158267 Affirming tribal sovereignty and self-determination by applying the principles of CBPR in addressing cancer health disparities

Wednesday, November 7, 2007: 9:00 AM

Cynthia Claus, MPH , Cancer Center, Mayo Clinic, Scottsdale, AZ
Priscilla Antone , Tribal Council, Gila River Indian Community, Sacaton, AZ
Amelia Enos , Gila River Indian Community, Sacaton, AZ
Connie Jackson , Gila River Indian Community, Sacaton, AZ
Yvonne Stovall , Gila River Indian Community, Sacaton, AZ
Mary Thomas , Gila River Indian Community, Sacaton, AZ
Sandra Whitman , Gila River Indian Community, Sacaton, AZ
Pattie King , Cancer Services, Gila River Health Care Corporation, Sacaton, AZ
Michele Halyard, MD , Mayo Clinic, Scottsdale, AZ
Adelaide Bahr, MD , Cancer Services, Gila River Health Care Corporation, Sacaton, AZ
Jody Pelusi, PhD, FNP, AOCN , Oncology Nurse Practitioner, Glendale, AZ
Teri Britt-Pipe, PhD, RN , Nursing Research, Mayo Clinic, Scottsdale, AZ
As the continent's first societies, American Indian tribes hold their status as sovereign nations, an inherent standing and power of a people to govern themselves.

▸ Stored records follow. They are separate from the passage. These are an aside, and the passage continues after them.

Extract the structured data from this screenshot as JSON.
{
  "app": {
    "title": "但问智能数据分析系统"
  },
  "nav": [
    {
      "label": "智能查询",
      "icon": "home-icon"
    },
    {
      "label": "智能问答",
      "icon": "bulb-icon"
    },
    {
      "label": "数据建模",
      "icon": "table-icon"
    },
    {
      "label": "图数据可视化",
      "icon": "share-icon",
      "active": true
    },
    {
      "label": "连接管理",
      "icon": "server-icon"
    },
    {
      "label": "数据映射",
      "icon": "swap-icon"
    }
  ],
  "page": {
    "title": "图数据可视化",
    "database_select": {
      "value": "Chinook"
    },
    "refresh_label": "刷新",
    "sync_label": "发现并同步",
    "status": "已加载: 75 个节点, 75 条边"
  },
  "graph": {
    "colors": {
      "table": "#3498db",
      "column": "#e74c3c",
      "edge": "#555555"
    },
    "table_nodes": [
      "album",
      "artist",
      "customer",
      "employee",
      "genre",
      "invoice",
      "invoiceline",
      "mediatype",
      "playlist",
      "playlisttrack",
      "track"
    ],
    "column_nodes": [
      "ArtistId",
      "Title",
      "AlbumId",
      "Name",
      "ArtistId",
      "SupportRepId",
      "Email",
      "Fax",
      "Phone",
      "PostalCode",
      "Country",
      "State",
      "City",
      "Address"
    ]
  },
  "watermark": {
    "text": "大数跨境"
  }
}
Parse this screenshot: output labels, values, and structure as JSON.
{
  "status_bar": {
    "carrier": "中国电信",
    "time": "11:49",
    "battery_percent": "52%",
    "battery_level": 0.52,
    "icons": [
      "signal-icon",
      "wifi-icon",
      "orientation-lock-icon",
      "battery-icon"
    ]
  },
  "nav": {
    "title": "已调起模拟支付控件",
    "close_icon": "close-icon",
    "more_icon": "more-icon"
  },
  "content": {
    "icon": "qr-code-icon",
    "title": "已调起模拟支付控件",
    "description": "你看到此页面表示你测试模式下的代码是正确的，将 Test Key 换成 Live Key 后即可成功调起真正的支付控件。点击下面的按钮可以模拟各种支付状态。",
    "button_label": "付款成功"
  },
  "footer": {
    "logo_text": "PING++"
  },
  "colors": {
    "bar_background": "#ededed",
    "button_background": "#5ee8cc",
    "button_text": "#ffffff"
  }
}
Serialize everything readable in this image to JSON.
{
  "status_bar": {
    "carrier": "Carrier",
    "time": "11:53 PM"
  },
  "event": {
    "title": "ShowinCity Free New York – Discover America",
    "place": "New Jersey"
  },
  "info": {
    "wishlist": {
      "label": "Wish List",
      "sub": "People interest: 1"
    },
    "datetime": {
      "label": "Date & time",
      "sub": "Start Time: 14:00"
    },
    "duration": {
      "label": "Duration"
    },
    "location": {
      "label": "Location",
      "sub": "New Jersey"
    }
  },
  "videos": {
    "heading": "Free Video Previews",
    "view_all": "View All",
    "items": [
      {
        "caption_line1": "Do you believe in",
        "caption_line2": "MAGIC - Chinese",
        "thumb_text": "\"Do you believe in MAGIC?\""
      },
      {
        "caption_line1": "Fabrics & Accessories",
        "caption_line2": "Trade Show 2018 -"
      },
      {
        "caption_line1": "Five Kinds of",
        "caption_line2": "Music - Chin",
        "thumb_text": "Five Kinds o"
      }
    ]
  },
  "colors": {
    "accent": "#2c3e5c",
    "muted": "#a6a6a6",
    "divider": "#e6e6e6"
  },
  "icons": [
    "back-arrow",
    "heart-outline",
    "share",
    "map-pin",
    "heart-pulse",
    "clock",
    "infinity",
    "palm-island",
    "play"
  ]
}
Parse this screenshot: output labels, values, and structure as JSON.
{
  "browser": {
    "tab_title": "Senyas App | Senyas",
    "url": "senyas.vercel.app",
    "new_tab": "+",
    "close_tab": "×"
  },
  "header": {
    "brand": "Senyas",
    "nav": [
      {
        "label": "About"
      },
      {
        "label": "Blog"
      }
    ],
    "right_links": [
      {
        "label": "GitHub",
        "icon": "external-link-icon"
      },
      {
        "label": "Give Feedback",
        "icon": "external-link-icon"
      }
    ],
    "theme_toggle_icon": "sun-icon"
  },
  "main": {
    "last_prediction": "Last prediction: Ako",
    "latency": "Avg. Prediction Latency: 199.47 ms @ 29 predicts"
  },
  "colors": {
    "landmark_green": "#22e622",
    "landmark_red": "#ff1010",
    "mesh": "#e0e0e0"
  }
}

Self-determination policy is ideally a means by which tribes can realize the full potential of their sovereign powers. In the context of Indian policy, self-determination is a tribally-derived term and concept that entails a totality of tribal goals that can be placed in four interrelated categories: tribal self-rule, cultural survival, economic development, and tribal participation within and without the policy-making process. Until recently, much of research implemented within tribal communities has not embodied or affirmed the basic tenets of sovereignty or self-determination policy. However, the applied principles of community-based participatory research (CBPR) complement the goals of tribal self-determination and may ultimately contribute to the success of research partnerships with tribal communities to address health disparities. A case study will provide examples of the application of CBPR and its contribution to the successful implementation of research to address cancer health disparities in a tribal community by: addressing a tribally developed research question, selection of a culturally responsive research methodology, provision of cross-cultural education between partnering organizations, community education and training, and the active participation of a community advisory group throughout all phases of the research.

Learning Objectives:
1. Articulate the importance and difference between the concept of tribal sovereignty and the policy of tribal self-determination. 2. Identify the applied principles of CBPR that affirm tribal self-determination. 3. Describe the contribution of CBPR in the implementation of cancer health disparities research in a tribal community. 4. Assess the contribution of CBPR in addressing the distrust of research in a tribal community.

Keywords: Community-Based Partnership, Native Americans

Presenting author's disclosure statement:

Any relevant financial relationships? No
Any institutionally-contracted trials related to this submission?

I agree to comply with the American Public Health Association Conflict of Interest and Commercial Support Guidelines, and to disclose to the participants any off-label or experimental uses of a commercial product or service discussed in my presentation.